Looking to have some fun I announce, “OK, Larry is in the ED, I’m pretty sure he’s going to get admitted.  Anybody want in on a pool for his BNP level?  It’s a buck to buy in, the closest gets the pot.”

“Who?” asks Charlie, “Do I know him?” she continues.

“Yeah, he’s the one with the crush on Tanya.” I said.  Which wasn’t far from the truth, he’s a young guy and when he’s admitted and Tanya is on, he comes and hangs out by the nurses station.  He usually lives inthe 1500s range when he’s admitted.

“He’s the one who eats at Wendy’s right?  Put me down for 1850.”  Charlie says.

I put in for 1500.  No one else wanted in.  I think they kind of thought it was a bit weird that we were pooling on our patients.

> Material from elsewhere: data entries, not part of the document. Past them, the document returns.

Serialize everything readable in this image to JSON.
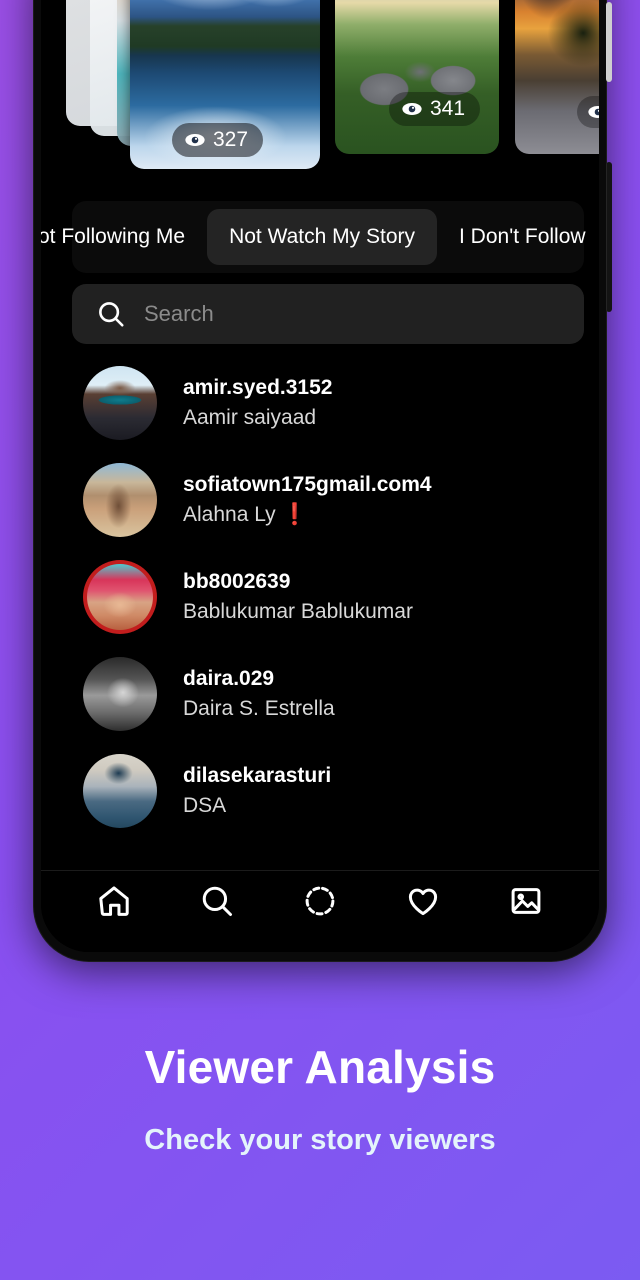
{
  "promo": {
    "title": "Viewer Analysis",
    "subtitle": "Check your story viewers"
  },
  "colors": {
    "background_start": "#9a4fe6",
    "background_end": "#7b5bf2",
    "screen_bg": "#000000",
    "tab_active_bg": "#242424",
    "search_bg": "#212121",
    "text_primary": "#ffffff",
    "text_secondary": "#d8d8d8",
    "placeholder": "#8b8b8b"
  },
  "stories": [
    {
      "id": "story-card-1",
      "views": "327",
      "scene": "mountain-lake-reflection",
      "icon": "eye-icon"
    },
    {
      "id": "story-card-2",
      "views": "341",
      "scene": "green-hills-huts",
      "icon": "eye-icon"
    },
    {
      "id": "story-card-3",
      "views": "",
      "scene": "sunset-cliff-tree",
      "icon": "eye-icon"
    }
  ],
  "tabs": [
    {
      "label": "ot Following Me",
      "active": false,
      "name": "tab-not-following-me"
    },
    {
      "label": "Not Watch My Story",
      "active": true,
      "name": "tab-not-watch-my-story"
    },
    {
      "label": "I Don't Follow",
      "active": false,
      "name": "tab-i-dont-follow"
    }
  ],
  "search": {
    "placeholder": "Search",
    "value": "",
    "icon": "search-icon"
  },
  "users": [
    {
      "username": "amir.syed.3152",
      "fullname": "Aamir saiyaad",
      "avatar": "man-sunglasses"
    },
    {
      "username": "sofiatown175gmail.com4",
      "fullname": "Alahna Ly ❗",
      "avatar": "woman-beach"
    },
    {
      "username": "bb8002639",
      "fullname": "Bablukumar Bablukumar",
      "avatar": "baby-red-frame"
    },
    {
      "username": "daira.029",
      "fullname": "Daira S. Estrella",
      "avatar": "girl-bw"
    },
    {
      "username": "dilasekarasturi",
      "fullname": "DSA",
      "avatar": "woman-hijab"
    }
  ],
  "bottom_nav": [
    {
      "name": "nav-home",
      "icon": "home-icon"
    },
    {
      "name": "nav-search",
      "icon": "search-icon"
    },
    {
      "name": "nav-story",
      "icon": "dashed-circle-icon"
    },
    {
      "name": "nav-likes",
      "icon": "heart-icon"
    },
    {
      "name": "nav-gallery",
      "icon": "image-icon"
    }
  ]
}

Sure enough Larry comes up.  And his BNP?  1225pg/ml.  I won, being the closest, but I didn’t have the heart to take Charlie’s money.  Maybe next time.

Trial of Gene Therapy for Heart Failure

First trial of gene therapy for advanced heart failure shows promising results

Kind of cool.  We know that gene therapy and further advances in modulating the body’s response to disease is going to change the way we practice medicine, it’s just a matter of time.  Now that Phase II trials are starting, we might get more concrete information if this really works.

Here’s another article about the trial: UC San Diego Medical Cente rOffers Gene Therapy Clinical Trial for Advanced Heart Failure

And last but not least, a licnk for the investigational drug: MYDICAR

via Digg